Cornell College offers program to pay half of students’ federal loans up to $12,000
Cornell College is kicking off a new program to take a stand against college debt by committing to pay half of students’ federal loans–up to $12,000–at the time of their graduation.
This Debt Reduction Pledge will provide funding to 65 first-year students starting with those enrolling for the 2022-23 academic year. The only requirements to receive the funding are that students must graduate from Cornell in four years, live on campus, maintain good academic standing, and stay enrolled as a full-time student.
Cornell Vice President for Enrollment Management Wendy Beckemeyer, who has worked in higher education for 30 years, says this is unlike any program she’s seen before.
“We want Cornell to be a difference-maker in higher education, and run-of-the-mill programs aren’t providing the solutions to the current problems with access and affordability,” Beckemeyer said. “The Debt Reduction Pledge is one more thing we can do to help students access a quality education and reduce debt, so our graduates can take the next steps in life with fewer financial worries.”
Here’s how it works:
- If students take out $24,000 or more of federal loans, the college will pay up to $12,000.
- If students take out less than $24,000, the college will pay half of their final federal student loan bill.
- For example: At the time of graduation, the college would pay $4,000 for a student who has borrowed $8,000 in federal loans.
Director of Admission Drew Shradel says $12,000 is significant because it’s the maximum amount of federal loans students can borrow for their first two years.
“It’s an awesome way for students to attend college for two out of the four years, essentially debt-free,” Shradel said. “You’ll be able to focus on your studies and not have to worry about as much debt because the college is going to pick up half of your federal loans.”
Admitted students don’t need to fill out any additional complicated forms to take part in the program, just the FAFSA and a very simple Cornell form located on the website that shows their interest in the program with no detailed financial aid questions.

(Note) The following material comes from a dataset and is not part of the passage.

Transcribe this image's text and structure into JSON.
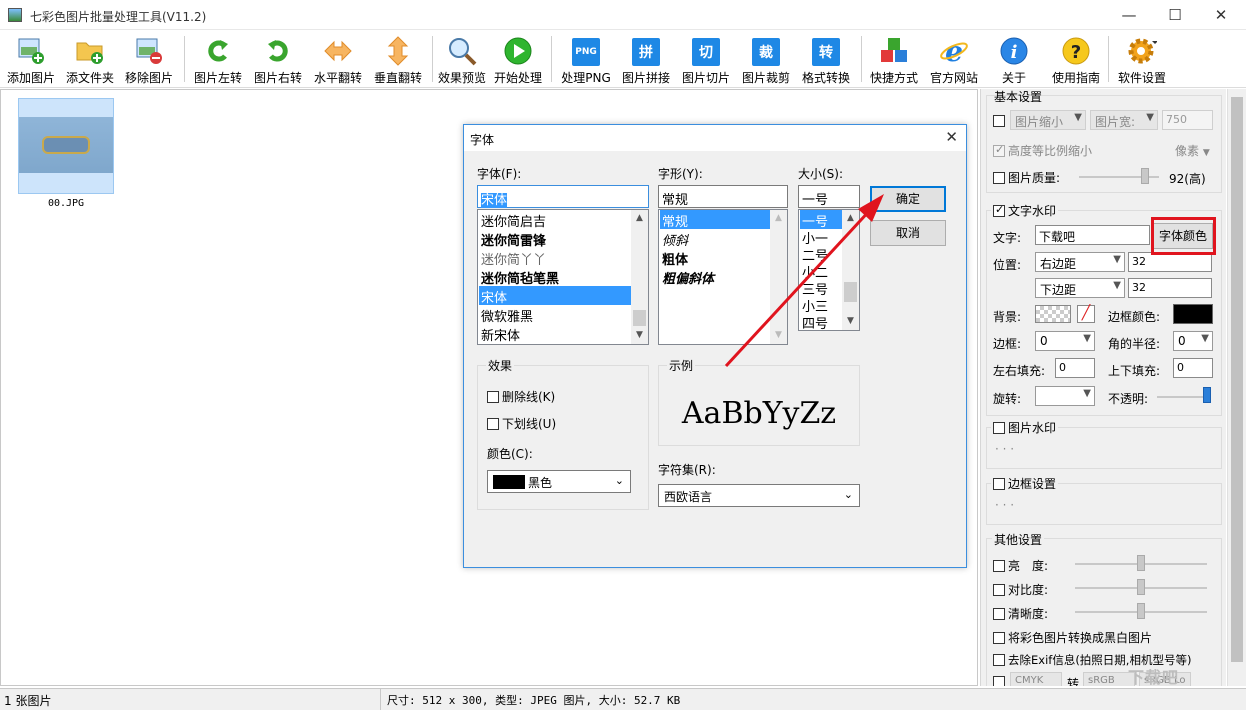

The Debt Reduction Pledge works in conjunction with all of Cornell’s current financial assistance support and doesn’t impact any aid, scholarships, work-study, or other support students would receive in their financial aid package. The admission team will select the candidates for the program based on student achievement, student need (based on their FAFSA), and composition of the incoming class.

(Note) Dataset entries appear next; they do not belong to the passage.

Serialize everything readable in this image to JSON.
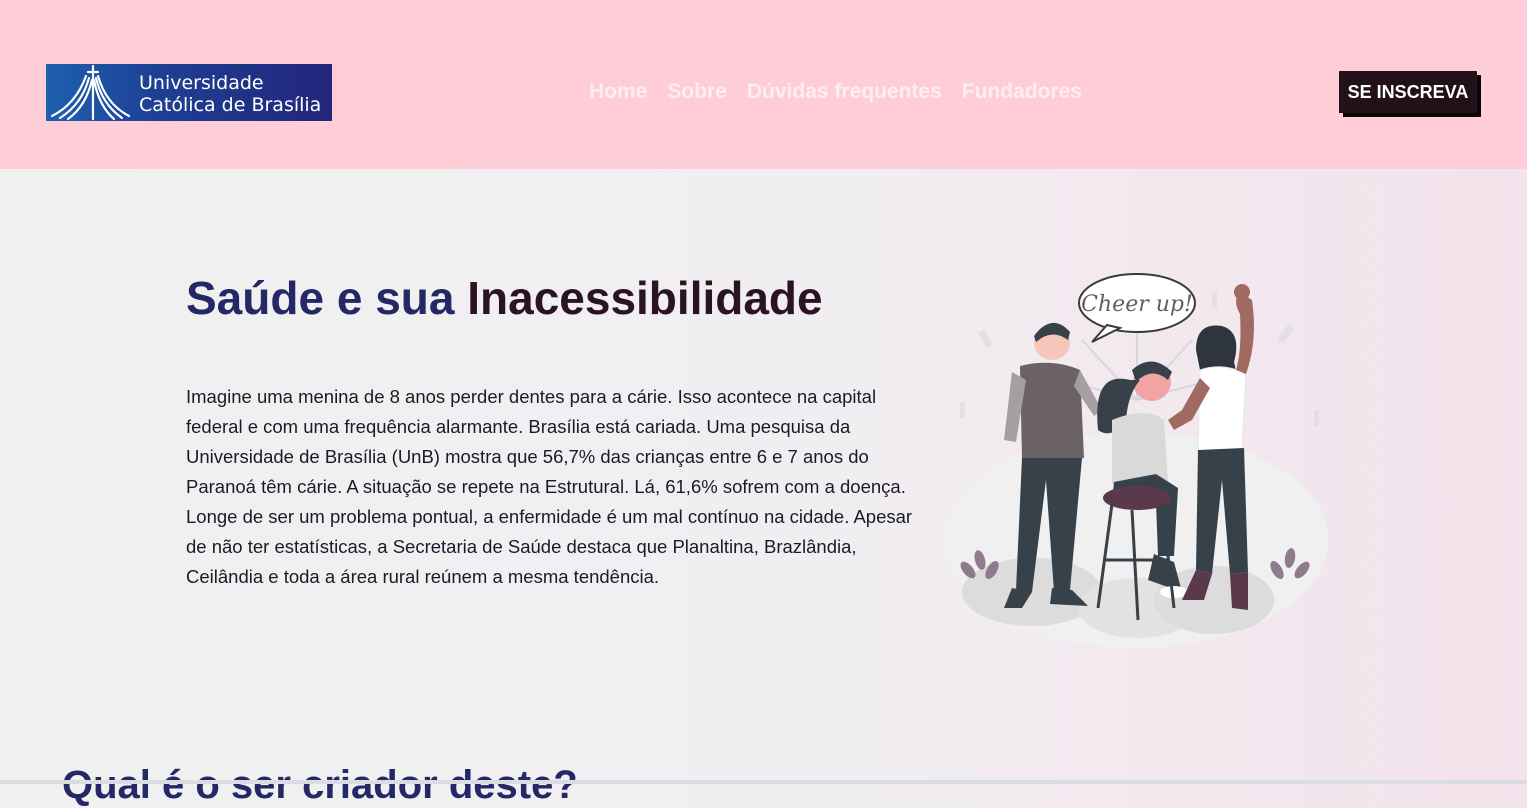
{
  "header": {
    "logo": {
      "line1": "Universidade",
      "line2": "Católica de Brasília"
    },
    "nav": [
      {
        "label": "Home"
      },
      {
        "label": "Sobre"
      },
      {
        "label": "Dúvidas frequentes"
      },
      {
        "label": "Fundadores"
      }
    ],
    "cta_label": "SE INSCREVA"
  },
  "hero": {
    "title_part1": "Saúde e sua",
    "title_part2": "Inacessibilidade",
    "body": "Imagine uma menina de 8 anos perder dentes para a cárie. Isso acontece na capital federal e com uma frequência alarmante. Brasília está cariada. Uma pesquisa da Universidade de Brasília (UnB) mostra que 56,7% das crianças entre 6 e 7 anos do Paranoá têm cárie. A situação se repete na Estrutural. Lá, 61,6% sofrem com a doença. Longe de ser um problema pontual, a enfermidade é um mal contínuo na cidade. Apesar de não ter estatísticas, a Secretaria de Saúde destaca que Planaltina, Brazlândia, Ceilândia e toda a área rural reúnem a mesma tendência.",
    "illustration_bubble": "Cheer up!"
  },
  "next_section": {
    "title": "Qual é o ser criador deste?"
  },
  "colors": {
    "header_bg": "#ffcdd8",
    "nav_text": "#fdeef2",
    "cta_bg": "#221119",
    "title_blue": "#242866",
    "title_dark": "#2a1422"
  }
}
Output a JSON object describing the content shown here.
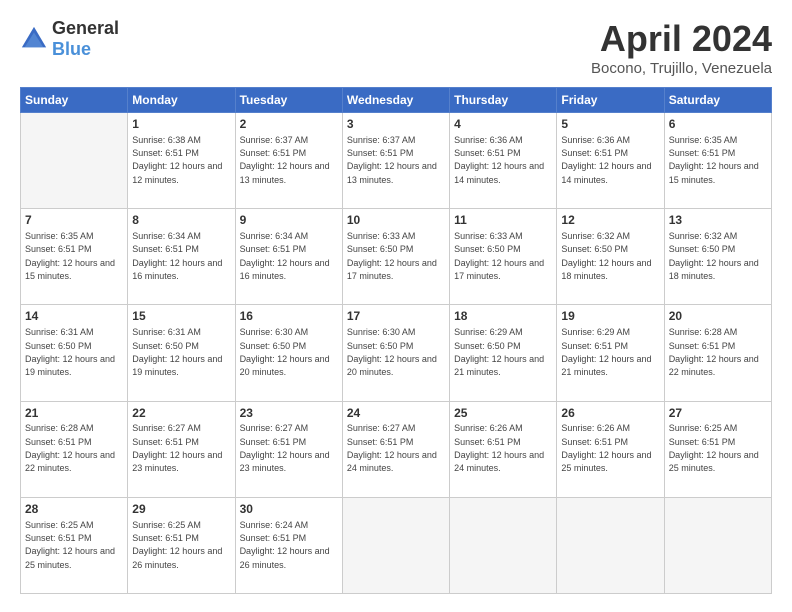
{
  "header": {
    "logo_general": "General",
    "logo_blue": "Blue",
    "title": "April 2024",
    "location": "Bocono, Trujillo, Venezuela"
  },
  "days_of_week": [
    "Sunday",
    "Monday",
    "Tuesday",
    "Wednesday",
    "Thursday",
    "Friday",
    "Saturday"
  ],
  "weeks": [
    [
      {
        "num": "",
        "empty": true
      },
      {
        "num": "1",
        "sunrise": "6:38 AM",
        "sunset": "6:51 PM",
        "daylight": "12 hours and 12 minutes."
      },
      {
        "num": "2",
        "sunrise": "6:37 AM",
        "sunset": "6:51 PM",
        "daylight": "12 hours and 13 minutes."
      },
      {
        "num": "3",
        "sunrise": "6:37 AM",
        "sunset": "6:51 PM",
        "daylight": "12 hours and 13 minutes."
      },
      {
        "num": "4",
        "sunrise": "6:36 AM",
        "sunset": "6:51 PM",
        "daylight": "12 hours and 14 minutes."
      },
      {
        "num": "5",
        "sunrise": "6:36 AM",
        "sunset": "6:51 PM",
        "daylight": "12 hours and 14 minutes."
      },
      {
        "num": "6",
        "sunrise": "6:35 AM",
        "sunset": "6:51 PM",
        "daylight": "12 hours and 15 minutes."
      }
    ],
    [
      {
        "num": "7",
        "sunrise": "6:35 AM",
        "sunset": "6:51 PM",
        "daylight": "12 hours and 15 minutes."
      },
      {
        "num": "8",
        "sunrise": "6:34 AM",
        "sunset": "6:51 PM",
        "daylight": "12 hours and 16 minutes."
      },
      {
        "num": "9",
        "sunrise": "6:34 AM",
        "sunset": "6:51 PM",
        "daylight": "12 hours and 16 minutes."
      },
      {
        "num": "10",
        "sunrise": "6:33 AM",
        "sunset": "6:50 PM",
        "daylight": "12 hours and 17 minutes."
      },
      {
        "num": "11",
        "sunrise": "6:33 AM",
        "sunset": "6:50 PM",
        "daylight": "12 hours and 17 minutes."
      },
      {
        "num": "12",
        "sunrise": "6:32 AM",
        "sunset": "6:50 PM",
        "daylight": "12 hours and 18 minutes."
      },
      {
        "num": "13",
        "sunrise": "6:32 AM",
        "sunset": "6:50 PM",
        "daylight": "12 hours and 18 minutes."
      }
    ],
    [
      {
        "num": "14",
        "sunrise": "6:31 AM",
        "sunset": "6:50 PM",
        "daylight": "12 hours and 19 minutes."
      },
      {
        "num": "15",
        "sunrise": "6:31 AM",
        "sunset": "6:50 PM",
        "daylight": "12 hours and 19 minutes."
      },
      {
        "num": "16",
        "sunrise": "6:30 AM",
        "sunset": "6:50 PM",
        "daylight": "12 hours and 20 minutes."
      },
      {
        "num": "17",
        "sunrise": "6:30 AM",
        "sunset": "6:50 PM",
        "daylight": "12 hours and 20 minutes."
      },
      {
        "num": "18",
        "sunrise": "6:29 AM",
        "sunset": "6:50 PM",
        "daylight": "12 hours and 21 minutes."
      },
      {
        "num": "19",
        "sunrise": "6:29 AM",
        "sunset": "6:51 PM",
        "daylight": "12 hours and 21 minutes."
      },
      {
        "num": "20",
        "sunrise": "6:28 AM",
        "sunset": "6:51 PM",
        "daylight": "12 hours and 22 minutes."
      }
    ],
    [
      {
        "num": "21",
        "sunrise": "6:28 AM",
        "sunset": "6:51 PM",
        "daylight": "12 hours and 22 minutes."
      },
      {
        "num": "22",
        "sunrise": "6:27 AM",
        "sunset": "6:51 PM",
        "daylight": "12 hours and 23 minutes."
      },
      {
        "num": "23",
        "sunrise": "6:27 AM",
        "sunset": "6:51 PM",
        "daylight": "12 hours and 23 minutes."
      },
      {
        "num": "24",
        "sunrise": "6:27 AM",
        "sunset": "6:51 PM",
        "daylight": "12 hours and 24 minutes."
      },
      {
        "num": "25",
        "sunrise": "6:26 AM",
        "sunset": "6:51 PM",
        "daylight": "12 hours and 24 minutes."
      },
      {
        "num": "26",
        "sunrise": "6:26 AM",
        "sunset": "6:51 PM",
        "daylight": "12 hours and 25 minutes."
      },
      {
        "num": "27",
        "sunrise": "6:25 AM",
        "sunset": "6:51 PM",
        "daylight": "12 hours and 25 minutes."
      }
    ],
    [
      {
        "num": "28",
        "sunrise": "6:25 AM",
        "sunset": "6:51 PM",
        "daylight": "12 hours and 25 minutes."
      },
      {
        "num": "29",
        "sunrise": "6:25 AM",
        "sunset": "6:51 PM",
        "daylight": "12 hours and 26 minutes."
      },
      {
        "num": "30",
        "sunrise": "6:24 AM",
        "sunset": "6:51 PM",
        "daylight": "12 hours and 26 minutes."
      },
      {
        "num": "",
        "empty": true
      },
      {
        "num": "",
        "empty": true
      },
      {
        "num": "",
        "empty": true
      },
      {
        "num": "",
        "empty": true
      }
    ]
  ]
}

“With this pledge, it’s very rewarding to know that more people will have access to higher education,” Beckemeyer said. “Cornell’s Debt Reduction Pledge is going to impact their lives and the lives of others. Research shows if you have a college education you are more likely to give blood, volunteer, vote, and you are more likely to have kids that do well in school, do well in math, and go to college. This is an opportunity to make a significant difference.”
Cornell has prioritized the reduction of student debt and improving financial aid modeling during the creation of its latest strategic plan, which is why this new Debt Reduction Pledge, the Cornell College Freeway Scholarship, and the Cornell College Iowa Promise Scholarship are all new initiatives.
About Cornell College:
Cornell College is a liberal arts college of approximately 1,000 students in Mount Vernon, Iowa. Cornellians have been living, learning, and teaching on the block plan, One Course At A Time, since 1978. Each 18-day course can take students and professors off-campus and even out of the country due to the block’s flexibility, and students fully immerse themselves in their topic of study, taking field trips, diving into research, creating an art exhibit, or exploring issues in the local community. With students from 48 states and 18 foreign countries, as well as renowned faculty, speakers, and entertainers, Cornell offers the world from its campus.